Some individuals and groups believe that our nation’s schools are failing to guide youngsters to develop a strong, positive sense of right and wrong. Others feel that spirituality and morality are best taught at home or by religious organizations. Joining an in-depth examination of this highly complex issue might help participants to clarify their own value systems as well as to understand the legal and emotional aspects of the dilemma which often make finding working options and compromises so difficult to accomplish.
Dr. Ronald Zigler

Teaching Literature Interactively
Motivating some students to enjoy literature can prove to be quite challenging. An interactive approach to reading instruction can excite reluctant readers and enhance the experiences of their more enthusiastic peers. This presentation is designed for middle school and senior high school teachers who are looking for techniques to increase their students’ appreciation of a wide variety of literary genres.
Dr. Ellen Knodt

The Big Ten University in your Neighborhood
Penn State Abington offers two- and four-year degrees in a wide variety of programs at an affordable price and in a safe, picturesque setting.
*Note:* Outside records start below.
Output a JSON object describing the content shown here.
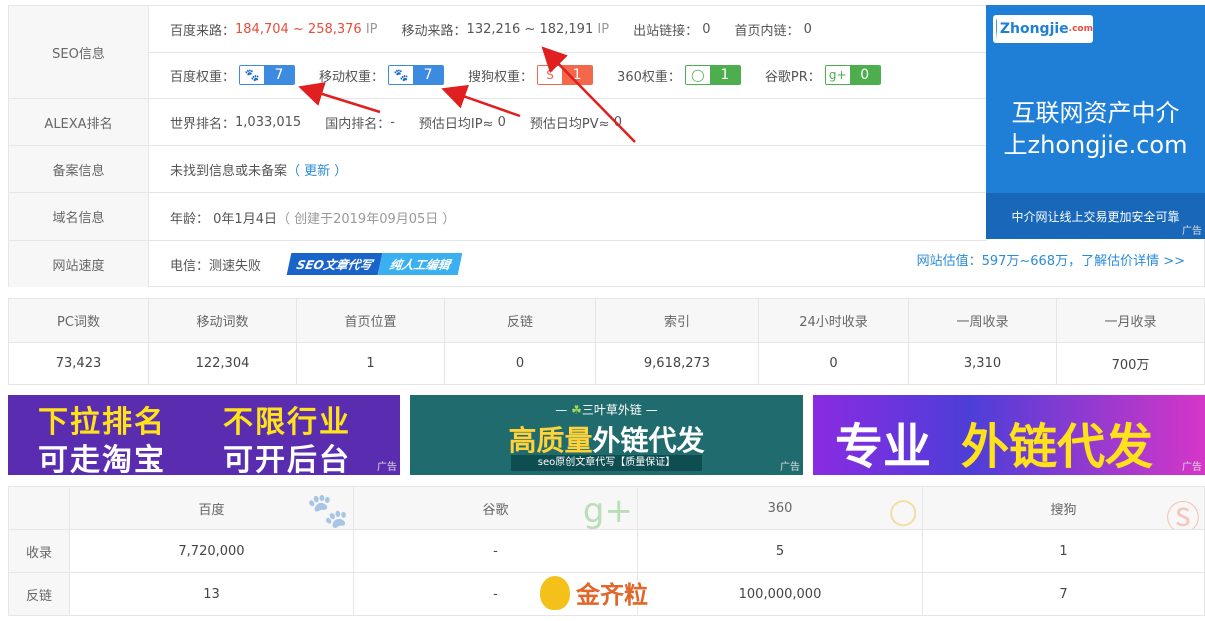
{
  "info": {
    "seo_label": "SEO信息",
    "baidu_source_label": "百度来路：",
    "baidu_source_value": "184,704 ~ 258,376",
    "baidu_source_unit": "IP",
    "mobile_source_label": "移动来路：",
    "mobile_source_value": "132,216 ~ 182,191",
    "mobile_source_unit": "IP",
    "outlinks_label": "出站链接：",
    "outlinks_value": "0",
    "homepage_inlinks_label": "首页内链：",
    "homepage_inlinks_value": "0",
    "baidu_weight_label": "百度权重：",
    "baidu_weight_value": "7",
    "mobile_weight_label": "移动权重：",
    "mobile_weight_value": "7",
    "sogou_weight_label": "搜狗权重：",
    "sogou_weight_value": "1",
    "w360_weight_label": "360权重：",
    "w360_weight_value": "1",
    "google_pr_label": "谷歌PR：",
    "google_pr_value": "0",
    "alexa_label": "ALEXA排名",
    "world_rank_label": "世界排名：",
    "world_rank_value": "1,033,015",
    "domestic_rank_label": "国内排名：",
    "domestic_rank_value": "-",
    "est_ip_label": "预估日均IP≈",
    "est_ip_value": "0",
    "est_pv_label": "预估日均PV≈",
    "est_pv_value": "0",
    "record_label": "备案信息",
    "record_text": "未找到信息或未备案",
    "record_update": "（ 更新 ）",
    "domain_label": "域名信息",
    "age_label": "年龄：",
    "age_value": "0年1月4日",
    "created_text": "（ 创建于2019年09月05日 ）",
    "speed_label": "网站速度",
    "speed_text": "电信：测速失败",
    "seo_tag_a": "SEO文章代写",
    "seo_tag_b": "纯人工编辑",
    "estimate_text": "网站估值：597万~668万，了解估价详情 >>"
  },
  "ad_zhongjie": {
    "logo_text": "Zhongjie",
    "logo_suffix": ".com",
    "title_line1": "互联网资产中介",
    "title_line2": "上zhongjie.com",
    "bar_text": "中介网让线上交易更加安全可靠",
    "ad_mark": "广告"
  },
  "stats": {
    "headers": [
      "PC词数",
      "移动词数",
      "首页位置",
      "反链",
      "索引",
      "24小时收录",
      "一周收录",
      "一月收录"
    ],
    "values": [
      "73,423",
      "122,304",
      "1",
      "0",
      "9,618,273",
      "0",
      "3,310",
      "700万"
    ]
  },
  "banners": {
    "b1_line1a": "下拉排名",
    "b1_line1b": "不限行业",
    "b1_line2a": "可走淘宝",
    "b1_line2b": "可开后台",
    "b2_top": "三叶草外链",
    "b2_main_a": "高质量",
    "b2_main_b": "外链代发",
    "b2_sub": "seo原创文章代写【质量保证】",
    "b3_a": "专业",
    "b3_b": "外链代发",
    "ad_mark": "广告"
  },
  "engines": {
    "headers": [
      "百度",
      "谷歌",
      "360",
      "搜狗"
    ],
    "rows": [
      {
        "label": "收录",
        "values": [
          "7,720,000",
          "-",
          "5",
          "1"
        ]
      },
      {
        "label": "反链",
        "values": [
          "13",
          "-",
          "100,000,000",
          "7"
        ]
      }
    ]
  },
  "watermark": {
    "text": "金齐粒"
  },
  "colors": {
    "accent_blue": "#2b8bd8",
    "red": "#e84c3d",
    "arrow_red": "#e02020"
  }
}
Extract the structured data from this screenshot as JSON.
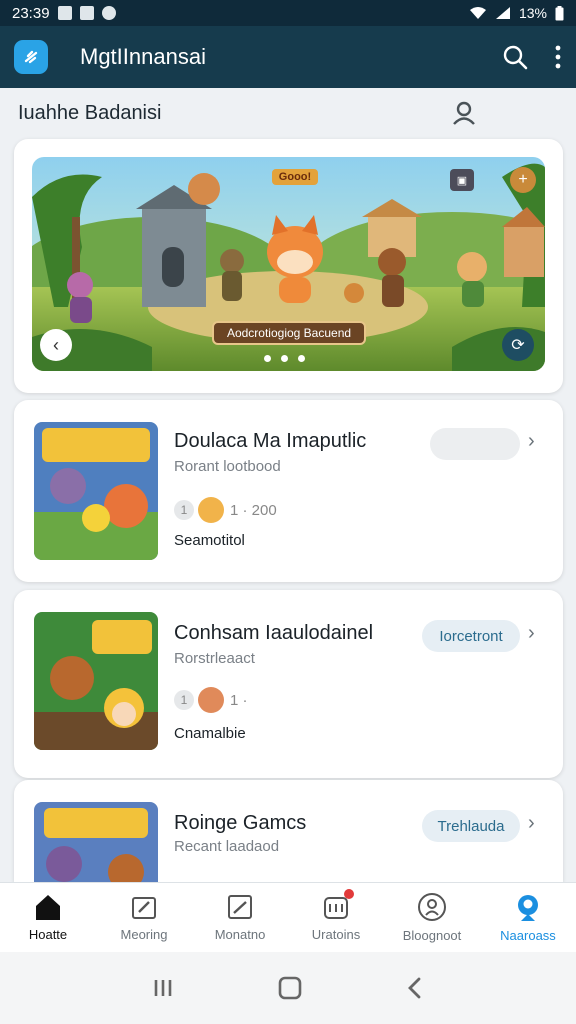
{
  "status_bar": {
    "time": "23:39",
    "battery": "13%"
  },
  "app_bar": {
    "title": "MgtIInnansai"
  },
  "subheader": {
    "title": "Iuahhe  Badanisi"
  },
  "banner": {
    "badge": "Gooo!",
    "label": "Aodcrotiogiog Bacuend",
    "dots": 3
  },
  "games": [
    {
      "title": "Doulaca Ma Imaputlic",
      "subtitle": "Rorant lootbood",
      "counts": "1 · 200",
      "meta": "Seamotitol",
      "action": ""
    },
    {
      "title": "Conhsam Iaaulodainel",
      "subtitle": "Rorstrleaact",
      "counts": "1 ·",
      "meta": "Cnamalbie",
      "action": "Iorcetront"
    },
    {
      "title": "Roinge Gamcs",
      "subtitle": "Recant laadaod",
      "counts": "",
      "meta": "",
      "action": "Trehlauda"
    }
  ],
  "bottom_nav": [
    {
      "label": "Hoatte",
      "icon": "home-icon"
    },
    {
      "label": "Meoring",
      "icon": "edit-icon"
    },
    {
      "label": "Monatno",
      "icon": "chart-icon"
    },
    {
      "label": "Uratoins",
      "icon": "inbox-icon"
    },
    {
      "label": "Bloognoot",
      "icon": "user-circle-icon"
    },
    {
      "label": "Naaroass",
      "icon": "profile-icon"
    }
  ],
  "colors": {
    "appbar": "#163b4d",
    "accent": "#1b8fe0",
    "status_bg": "#0f2a3a"
  }
}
Learn about the services and opportunities Abington College can provide for traditional students, adults, businesses, and community groups. Presentations can be structured to meet the individual needs of diverse groups.
Penn State Abington Faculty and Staff

Trends in Higher Education: Education’s Role in Our Nation’s Economic Development
Few subjects raise more controversy and debate than the place higher education should hold in contemporary society. Should it train students for specific careers, foster the growth of value systems, serve the communities in which the institutions are located, and/or strive to perpetuate democratic ideals? Examine the options. Discover the varied roles post-secondary institutions are currently taking in providing leadership in our country’s educational, social, and technological development. Then consider higher education's unexplored potential and future contributons.
Dr. Karen Wiley Sandler

Understanding the Teenage Brain: Implications for Parents
The concept of the teenage brain may to some seem to be a contradiction in terms; however, this work in progress not only exists, but also demonstrates very unique characteristics. Based upon the results of research into adolescent brain activity, personality, identity, and intellectual development, suggestions for “appropriate” parenting of teens will be offered.
Dr. Judith Newman